Despite being credited for setting up the Colorado Railcar project in South Florida, Mica now says his role was only to encourage the House Appropriations Committee to pursue the DMU technology. He said he did not ask for money for any individual company. Nevertheless, he was happy that Colorado Railcar was eventually selected, he said.
"I was encouraging that Colorado Railcar be demonstrated anywhere in the United States," Mica said.
In 2006, when Florida Gov. Jeb Bush, CSX officials and Mica announced the plans to buy 61 miles of CSX tracks for the Orlando area commuter system, the group rode a Colorado Railcar DMU into Orlando.
DOT officials say several companies were interested in the $45 million state contract advertised in February, though in the end only Colorado Railcar submitted a bid.

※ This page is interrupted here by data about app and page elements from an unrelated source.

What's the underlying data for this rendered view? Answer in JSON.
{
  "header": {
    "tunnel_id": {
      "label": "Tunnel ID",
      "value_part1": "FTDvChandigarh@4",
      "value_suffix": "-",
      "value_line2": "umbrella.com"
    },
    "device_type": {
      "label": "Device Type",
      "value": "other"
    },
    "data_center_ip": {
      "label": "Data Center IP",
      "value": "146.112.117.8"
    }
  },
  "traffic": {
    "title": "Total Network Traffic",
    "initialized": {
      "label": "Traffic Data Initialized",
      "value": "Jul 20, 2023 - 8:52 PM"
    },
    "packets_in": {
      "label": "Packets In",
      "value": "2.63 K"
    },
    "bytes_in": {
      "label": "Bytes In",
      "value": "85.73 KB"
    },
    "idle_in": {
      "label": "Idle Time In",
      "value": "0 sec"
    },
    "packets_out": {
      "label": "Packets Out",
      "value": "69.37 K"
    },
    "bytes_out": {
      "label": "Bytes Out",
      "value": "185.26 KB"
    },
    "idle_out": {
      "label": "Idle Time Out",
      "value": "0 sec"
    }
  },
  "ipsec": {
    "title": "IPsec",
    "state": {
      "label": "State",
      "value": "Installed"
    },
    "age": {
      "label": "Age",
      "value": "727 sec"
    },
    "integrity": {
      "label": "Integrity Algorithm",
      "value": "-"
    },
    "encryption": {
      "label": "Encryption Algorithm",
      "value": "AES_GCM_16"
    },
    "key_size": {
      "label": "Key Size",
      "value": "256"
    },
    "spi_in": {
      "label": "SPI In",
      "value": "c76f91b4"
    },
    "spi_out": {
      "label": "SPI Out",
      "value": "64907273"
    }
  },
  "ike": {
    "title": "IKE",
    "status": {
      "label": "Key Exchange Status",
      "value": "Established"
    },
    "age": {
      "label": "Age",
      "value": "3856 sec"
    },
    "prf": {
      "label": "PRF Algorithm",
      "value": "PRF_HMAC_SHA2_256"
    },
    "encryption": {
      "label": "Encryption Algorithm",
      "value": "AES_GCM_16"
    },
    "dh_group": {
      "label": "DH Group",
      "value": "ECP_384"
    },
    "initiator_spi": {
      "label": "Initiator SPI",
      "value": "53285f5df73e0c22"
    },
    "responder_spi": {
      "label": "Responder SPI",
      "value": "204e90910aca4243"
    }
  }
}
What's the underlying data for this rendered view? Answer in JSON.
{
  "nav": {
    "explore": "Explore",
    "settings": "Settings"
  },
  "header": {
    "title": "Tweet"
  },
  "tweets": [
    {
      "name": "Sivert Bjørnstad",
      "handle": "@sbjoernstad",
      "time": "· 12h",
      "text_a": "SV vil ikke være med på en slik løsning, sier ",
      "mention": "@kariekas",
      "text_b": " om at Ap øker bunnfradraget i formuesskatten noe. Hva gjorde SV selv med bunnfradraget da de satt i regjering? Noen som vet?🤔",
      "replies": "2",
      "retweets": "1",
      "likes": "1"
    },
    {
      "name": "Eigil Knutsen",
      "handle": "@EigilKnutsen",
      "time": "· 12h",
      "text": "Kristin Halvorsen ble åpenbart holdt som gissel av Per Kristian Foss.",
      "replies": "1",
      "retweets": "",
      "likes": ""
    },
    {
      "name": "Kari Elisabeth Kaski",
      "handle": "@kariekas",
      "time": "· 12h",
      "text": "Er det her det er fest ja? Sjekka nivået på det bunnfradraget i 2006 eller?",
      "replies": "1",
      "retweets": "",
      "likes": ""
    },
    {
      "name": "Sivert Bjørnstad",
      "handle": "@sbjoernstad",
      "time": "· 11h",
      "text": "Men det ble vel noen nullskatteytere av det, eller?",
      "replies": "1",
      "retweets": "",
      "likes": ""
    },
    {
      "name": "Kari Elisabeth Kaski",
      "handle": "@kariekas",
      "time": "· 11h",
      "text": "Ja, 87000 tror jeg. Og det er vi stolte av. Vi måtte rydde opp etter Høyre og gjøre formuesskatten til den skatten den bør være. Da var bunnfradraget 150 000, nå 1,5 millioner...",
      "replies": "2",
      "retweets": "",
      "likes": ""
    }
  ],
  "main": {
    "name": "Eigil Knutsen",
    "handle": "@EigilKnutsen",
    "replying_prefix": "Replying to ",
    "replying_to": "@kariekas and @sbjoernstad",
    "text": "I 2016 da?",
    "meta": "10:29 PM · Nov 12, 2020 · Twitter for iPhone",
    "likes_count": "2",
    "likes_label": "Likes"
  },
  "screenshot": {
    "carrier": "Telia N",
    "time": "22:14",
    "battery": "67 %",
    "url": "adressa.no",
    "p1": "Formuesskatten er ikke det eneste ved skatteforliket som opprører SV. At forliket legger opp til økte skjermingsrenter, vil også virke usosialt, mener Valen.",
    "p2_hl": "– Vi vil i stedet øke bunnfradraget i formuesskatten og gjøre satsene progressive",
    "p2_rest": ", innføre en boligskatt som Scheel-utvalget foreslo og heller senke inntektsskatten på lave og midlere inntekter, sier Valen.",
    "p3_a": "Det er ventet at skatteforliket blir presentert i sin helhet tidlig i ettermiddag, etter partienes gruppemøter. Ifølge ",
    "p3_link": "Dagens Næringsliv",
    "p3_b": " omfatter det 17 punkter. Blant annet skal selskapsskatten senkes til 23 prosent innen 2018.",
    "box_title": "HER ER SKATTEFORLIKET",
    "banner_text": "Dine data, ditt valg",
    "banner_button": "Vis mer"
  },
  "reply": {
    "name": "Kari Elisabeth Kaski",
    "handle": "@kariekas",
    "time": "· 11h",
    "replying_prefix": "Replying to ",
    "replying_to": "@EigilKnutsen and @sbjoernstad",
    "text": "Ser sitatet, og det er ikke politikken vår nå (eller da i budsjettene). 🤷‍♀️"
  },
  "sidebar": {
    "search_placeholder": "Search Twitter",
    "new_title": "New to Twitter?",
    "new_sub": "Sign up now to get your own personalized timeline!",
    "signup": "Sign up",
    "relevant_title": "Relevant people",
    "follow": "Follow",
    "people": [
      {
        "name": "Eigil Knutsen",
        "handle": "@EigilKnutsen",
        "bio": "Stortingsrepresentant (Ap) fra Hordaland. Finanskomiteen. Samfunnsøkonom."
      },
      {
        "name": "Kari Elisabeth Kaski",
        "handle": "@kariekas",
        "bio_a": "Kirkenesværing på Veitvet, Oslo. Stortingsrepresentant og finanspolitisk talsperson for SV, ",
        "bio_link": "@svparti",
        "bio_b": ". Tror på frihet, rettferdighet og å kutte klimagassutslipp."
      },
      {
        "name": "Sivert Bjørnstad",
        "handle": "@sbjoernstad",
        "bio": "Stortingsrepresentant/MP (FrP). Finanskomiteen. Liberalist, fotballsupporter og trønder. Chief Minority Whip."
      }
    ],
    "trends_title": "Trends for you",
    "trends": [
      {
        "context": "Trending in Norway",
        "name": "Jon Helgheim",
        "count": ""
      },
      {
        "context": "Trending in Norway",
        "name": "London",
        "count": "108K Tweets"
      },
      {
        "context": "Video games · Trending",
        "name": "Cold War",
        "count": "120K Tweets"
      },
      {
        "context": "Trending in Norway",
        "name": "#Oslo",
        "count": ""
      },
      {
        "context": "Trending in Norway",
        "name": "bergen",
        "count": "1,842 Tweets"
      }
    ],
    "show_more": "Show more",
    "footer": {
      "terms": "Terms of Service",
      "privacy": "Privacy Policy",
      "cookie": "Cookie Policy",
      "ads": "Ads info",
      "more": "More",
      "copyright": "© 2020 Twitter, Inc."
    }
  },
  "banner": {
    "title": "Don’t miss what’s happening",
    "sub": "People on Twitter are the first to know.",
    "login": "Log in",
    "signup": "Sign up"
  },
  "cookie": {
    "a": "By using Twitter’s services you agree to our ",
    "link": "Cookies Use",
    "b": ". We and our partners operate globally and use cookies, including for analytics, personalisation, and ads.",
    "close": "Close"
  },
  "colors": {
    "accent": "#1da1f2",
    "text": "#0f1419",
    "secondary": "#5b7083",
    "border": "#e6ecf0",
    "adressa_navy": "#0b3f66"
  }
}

One of the potential bidders was a Korean company, Rotem, that designs crash-worthy DMUs and has a U.S. plant. It was planning to build cars for the Raleigh, N.C., commuter system until federal funding for that project fell through. Its cars, however, have only one level, and Florida officials said they need bilevel cars for the Orlando system.
Another company, Siemens, was also interested and proposed scheduling freight and commuter trains at different times so the state could use the company's lighter DMU. But the state said no, said Siemens' Frank Guzzo.
"There could have been other ways to approach the project. We had offered an alternative," Guzzo said. But the state "was fixated on this one approach."